Make a good impression of your home with an impressive front garden
A front entry garden is the first and last impression given to your friends and to any prospective purchaser when selling your home. So when it’s time to renovate, it’s important to make a good impression and get it right. Front entry gardens can be extravagant and, if size and budget permit, may incorporate pathways, driveways, remote-controlled gates, fences, manicured lawns, mazes, hedges, topiary, lychgates and landscape lighting. However, a front entry garden can also include simpler elements of the above and be much more cost=QUOTE= efficient. A small feature, a few plants and a nice entry path may be all that’s needed to create an inviting and stunning space that works.

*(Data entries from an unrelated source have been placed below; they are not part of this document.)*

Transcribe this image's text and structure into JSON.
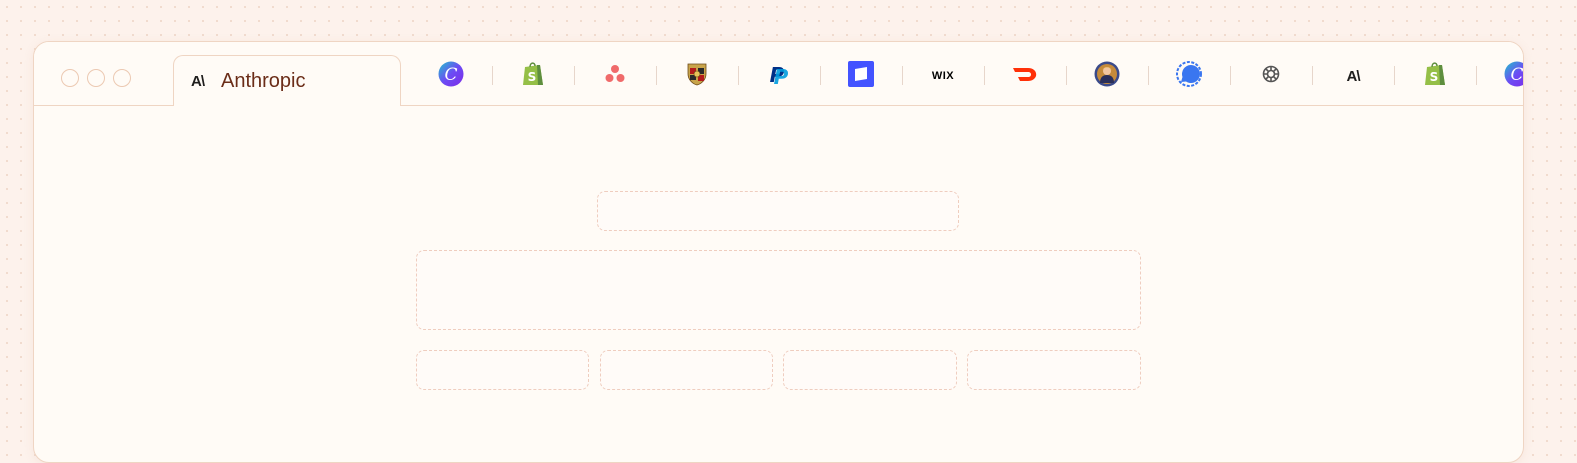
{
  "window": {
    "traffic_lights": [
      "close",
      "minimize",
      "zoom"
    ],
    "active_tab": {
      "logo_text": "A\\",
      "title": "Anthropic",
      "icon": "anthropic-logo"
    }
  },
  "tab_strip": [
    {
      "name": "canva",
      "icon": "canva-logo"
    },
    {
      "name": "shopify",
      "icon": "shopify-logo"
    },
    {
      "name": "asana",
      "icon": "asana-logo"
    },
    {
      "name": "porsche",
      "icon": "porsche-crest"
    },
    {
      "name": "paypal",
      "icon": "paypal-logo"
    },
    {
      "name": "webflow",
      "icon": "webflow-logo"
    },
    {
      "name": "wix",
      "icon": "wix-logo",
      "text": "WIX"
    },
    {
      "name": "doordash",
      "icon": "doordash-logo"
    },
    {
      "name": "avatar",
      "icon": "portrait-avatar"
    },
    {
      "name": "signal",
      "icon": "signal-logo"
    },
    {
      "name": "openai",
      "icon": "openai-logo"
    },
    {
      "name": "anthropic",
      "icon": "anthropic-logo",
      "text": "A\\"
    },
    {
      "name": "shopify",
      "icon": "shopify-logo"
    },
    {
      "name": "canva",
      "icon": "canva-logo"
    }
  ],
  "colors": {
    "background": "#fdf2ec",
    "window_bg": "#fffbf6",
    "border": "#efd5c3",
    "tab_title": "#6b2d18",
    "placeholder_border": "#efcdbf"
  },
  "content": {
    "placeholders": [
      "title",
      "hero",
      "card-1",
      "card-2",
      "card-3",
      "card-4"
    ]
  }
}
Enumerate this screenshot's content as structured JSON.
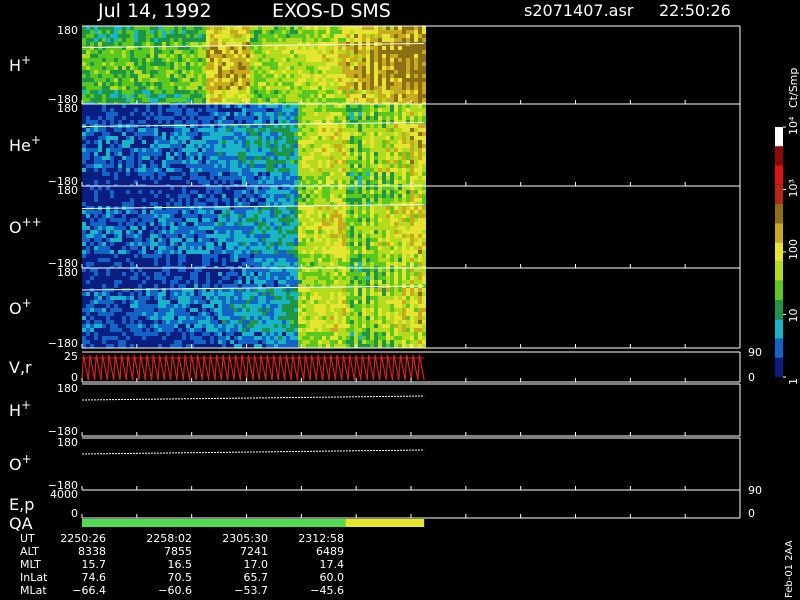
{
  "header": {
    "date": "Jul 14, 1992",
    "mission": "EXOS-D SMS",
    "file": "s2071407.asr",
    "time": "22:50:26"
  },
  "colorbar": {
    "unit": "Ct/Smp",
    "labels": [
      "1",
      "10",
      "100",
      "10³",
      "10⁴"
    ],
    "colors": [
      "#0a1e82",
      "#1464c8",
      "#19b4c8",
      "#1e9646",
      "#5ac81e",
      "#b4dc1e",
      "#e6e632",
      "#c8aa1e",
      "#8c6e14",
      "#b42814",
      "#dc1414",
      "#8c0a0a",
      "#ffffff"
    ]
  },
  "footer_note": "Feb-01 2AA",
  "chart_data": {
    "type": "heatmap",
    "title": "Jul 14, 1992    EXOS-D SMS",
    "time_range": [
      "2250:26",
      "2317:00"
    ],
    "data_end_fraction": 0.52,
    "panels": [
      {
        "label": "H",
        "ion_sup": "+",
        "top": "180",
        "bottom": "−180",
        "kind": "spectrogram",
        "peak_band": [
          0.36,
          0.48
        ],
        "early_level": 3,
        "late_level": 7
      },
      {
        "label": "He",
        "ion_sup": "+",
        "top": "180",
        "bottom": "−180",
        "kind": "spectrogram",
        "peak_band": [
          0.62,
          0.76
        ],
        "early_level": 0,
        "late_level": 5
      },
      {
        "label": "O",
        "ion_sup": "++",
        "top": "180",
        "bottom": "−180",
        "kind": "spectrogram",
        "peak_band": [
          0.62,
          0.76
        ],
        "early_level": 0,
        "late_level": 5
      },
      {
        "label": "O",
        "ion_sup": "+",
        "top": "180",
        "bottom": "−180",
        "kind": "spectrogram",
        "peak_band": [
          0.62,
          0.76
        ],
        "early_level": 0,
        "late_level": 5
      },
      {
        "label": "V,r",
        "ion_sup": "",
        "top": "25",
        "bottom": "0",
        "right_top": "90",
        "right_bottom": "0",
        "kind": "velocity"
      },
      {
        "label": "H",
        "ion_sup": "+",
        "top": "180",
        "bottom": "−180",
        "kind": "line"
      },
      {
        "label": "O",
        "ion_sup": "+",
        "top": "180",
        "bottom": "−180",
        "kind": "line"
      },
      {
        "label": "E,p",
        "ion_sup": "",
        "top": "4000",
        "bottom": "0",
        "right_top": "90",
        "right_bottom": "0",
        "kind": "energy"
      },
      {
        "label": "QA",
        "ion_sup": "",
        "kind": "qa",
        "segments": [
          {
            "start": 0.0,
            "end": 0.4,
            "color": "#50dc50"
          },
          {
            "start": 0.4,
            "end": 0.52,
            "color": "#e6e628"
          }
        ]
      }
    ],
    "ephemeris": {
      "rows": [
        "UT",
        "ALT",
        "MLT",
        "InLat",
        "MLat"
      ],
      "columns": [
        {
          "UT": "2250:26",
          "ALT": "8338",
          "MLT": "15.7",
          "InLat": "74.6",
          "MLat": "−66.4"
        },
        {
          "UT": "2258:02",
          "ALT": "7855",
          "MLT": "16.5",
          "InLat": "70.5",
          "MLat": "−60.6"
        },
        {
          "UT": "2305:30",
          "ALT": "7241",
          "MLT": "17.0",
          "InLat": "65.7",
          "MLat": "−53.7"
        },
        {
          "UT": "2312:58",
          "ALT": "6489",
          "MLT": "17.4",
          "InLat": "60.0",
          "MLat": "−45.6"
        }
      ]
    }
  }
}
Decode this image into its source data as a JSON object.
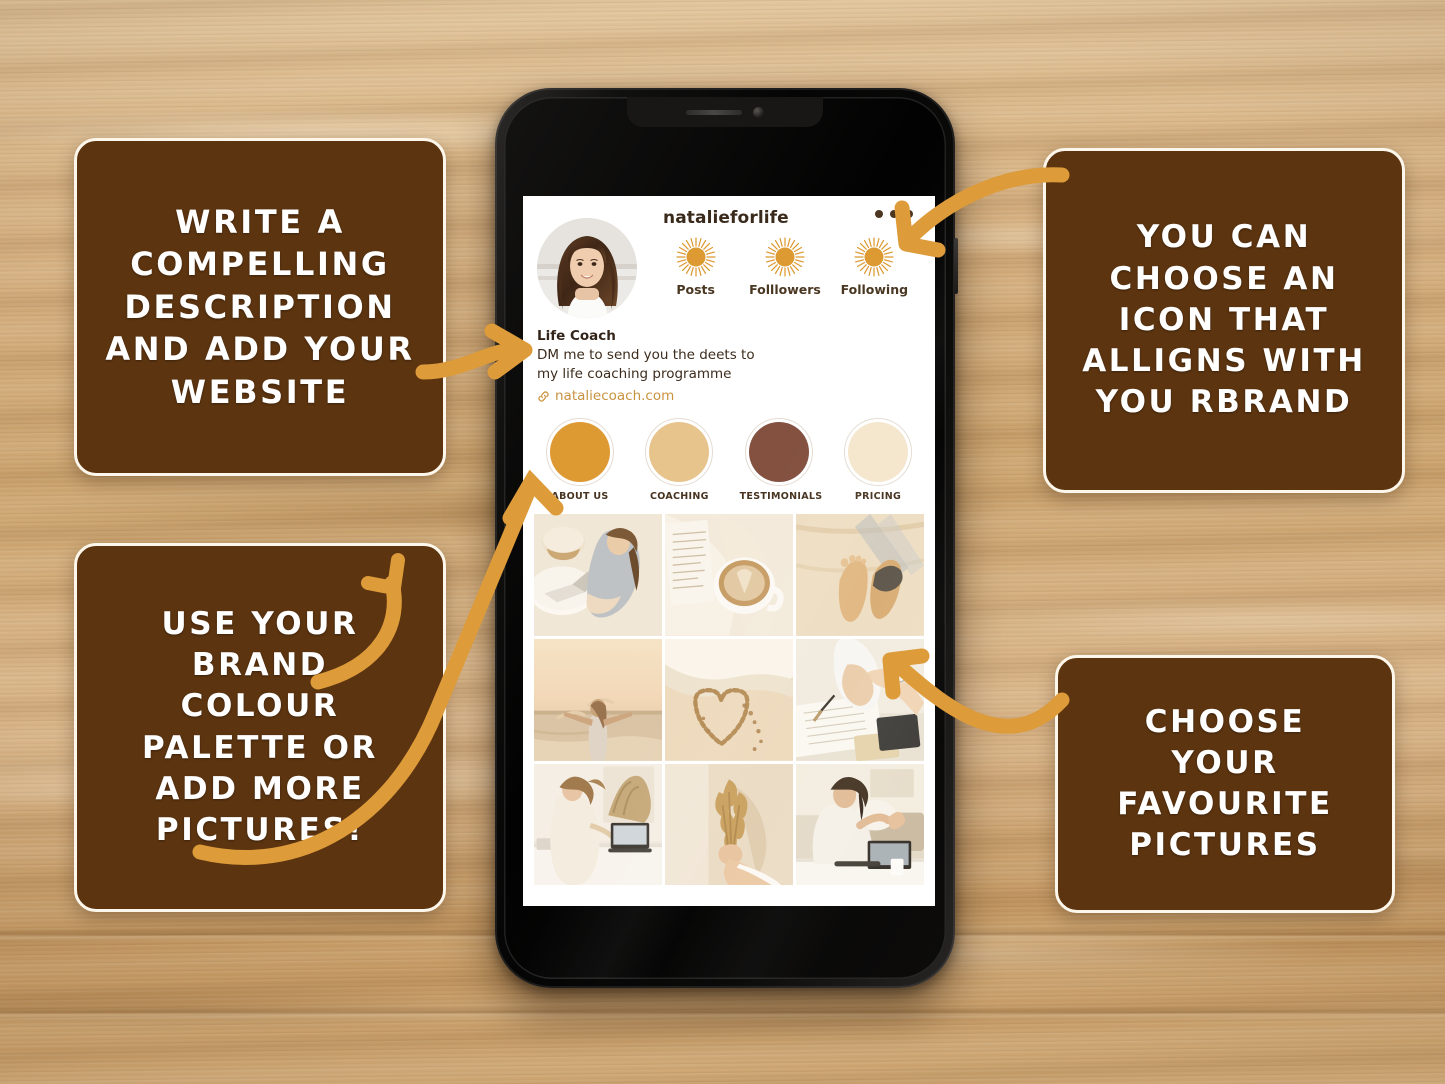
{
  "background": {
    "surface": "wood-desk",
    "wood_light": "#ddbd8f",
    "wood_mid": "#cfa771",
    "wood_dark": "#b98f57"
  },
  "theme": {
    "callout_bg": "#5C3410",
    "callout_border": "#FDF6EA",
    "callout_text": "#FFFFFF",
    "arrow_color": "#DD9B3A",
    "brand_orange": "#DD9A33",
    "brand_tan": "#E8C48D",
    "brand_brown": "#845140",
    "brand_cream": "#F5E6CC",
    "link_text": "#C9923F"
  },
  "callouts": [
    {
      "id": "top-left",
      "name": "write-description-callout",
      "text": "WRITE A\nCOMPELLING\nDESCRIPTION\nAND ADD YOUR\nWEBSITE"
    },
    {
      "id": "bottom-left",
      "name": "brand-colour-callout",
      "text": "USE YOUR\nBRAND\nCOLOUR\nPALETTE OR\nADD MORE\nPICTURES!"
    },
    {
      "id": "top-right",
      "name": "choose-icon-callout",
      "text": "YOU CAN\nCHOOSE AN\nICON THAT\nALLIGNS WITH\nYOU RBRAND"
    },
    {
      "id": "bottom-right",
      "name": "favourite-pictures-callout",
      "text": "CHOOSE\nYOUR\nFAVOURITE\nPICTURES"
    }
  ],
  "arrows": [
    {
      "name": "arrow-to-bio",
      "from": "top-left-callout",
      "to": "profile-bio",
      "direction": "right"
    },
    {
      "name": "arrow-to-highlights",
      "from": "bottom-left-callout",
      "to": "story-highlights",
      "direction": "up-right"
    },
    {
      "name": "arrow-to-menu-dots",
      "from": "top-right-callout",
      "to": "profile-menu-dots",
      "direction": "down-left"
    },
    {
      "name": "arrow-to-photo-grid",
      "from": "bottom-right-callout",
      "to": "photo-grid",
      "direction": "up-left"
    }
  ],
  "device": {
    "name": "smartphone-mockup",
    "body_color": "#0A0A09",
    "orientation": "portrait"
  },
  "profile": {
    "username": "natalieforlife",
    "menu_icon": "three-dots-icon",
    "avatar_alt": "profile-photo-woman-smiling",
    "stats": [
      {
        "icon": "sun-icon",
        "label": "Posts"
      },
      {
        "icon": "sun-icon",
        "label": "Folllowers"
      },
      {
        "icon": "sun-icon",
        "label": "Following"
      }
    ],
    "bio": {
      "title": "Life Coach",
      "lines": [
        "DM me to send you the deets to",
        "my life coaching programme"
      ],
      "link_icon": "link-chain-icon",
      "link": "nataliecoach.com"
    },
    "highlights": [
      {
        "label": "ABOUT US",
        "color": "#DD9A33"
      },
      {
        "label": "COACHING",
        "color": "#E8C48D"
      },
      {
        "label": "TESTIMONIALS",
        "color": "#845140"
      },
      {
        "label": "PRICING",
        "color": "#F5E6CC"
      }
    ],
    "grid": [
      {
        "alt": "woman-working-laptop-white-table"
      },
      {
        "alt": "open-book-latte-cup-linen"
      },
      {
        "alt": "bare-feet-on-sandy-beach"
      },
      {
        "alt": "woman-arms-open-at-sunset-beach"
      },
      {
        "alt": "heart-drawn-in-sand"
      },
      {
        "alt": "hands-writing-in-notebook-with-watch"
      },
      {
        "alt": "woman-in-cream-dress-at-vanity-with-laptop"
      },
      {
        "alt": "hand-holding-dried-flowers"
      },
      {
        "alt": "woman-waving-at-laptop-video-call"
      }
    ]
  }
}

Because of the high cost of mistakes when renovating, today most people engage a landscape architect to provide assistance with external space design. It is important to check the person you are dealing with has good knowledge and experience in this area. Often the cost of a landscape architect can be offset by the savings they may bring when sourcing materials and with their knowledge of good and bad contractors, plus you will end up with a one-of-a-kind product and your time is freed up for other pursuits. The most important considerations when renovating a front entry garden are to integrate and unify the materials with the home, taking into account your lifestyle, budget and the layout and architectural style of the home to create a finished product that enhances the property and adds resale value to the home.
The front of our homes are public spaces and, when renovating, the front entry garden should reflect the house design, whereas a rear garden is often considered private space and the style of the design can be more forgiving and personalised. Typically, the front entry garden has two primary uses: to convey the house to people from the street and to be complementary to the house — to set the house into its environment. Consider how the space can be divided? Is the space large enough for lawn, garden, pathways and driveway or will incorporating too many surface finishes and uses make the space disjointed? Do you want some, all or none of the front entry garden to be paved? A lawn can be cost efficient and can be an adequate way to create a visual space between the house and street but may need some plants to “ground” and soften the house.
As a pedestrian, it is always nicer to enter a property on an entry pathway rather than a driveway and, from a resale point of view, it can make a big difference for presentation. An entry pathway in conjunction with a lychgate through a front fence helps create an overall picture of a stunning front entry garden. When renovating this area the finishes should be complementary throughout all of the external spaces of a property in order to unify it and to avoid a disjointed garden. A continual flow of the same materials such as paving, lighting, planting, outdoor furniture and fencing ensures everything reads as a whole and looks great. Remember, when you are renovating a front entry garden it is the first and last thing that visitors see, make sure yours doesn’t let your home down.
Originally from Renovate magazine, Volume 10 Issue 1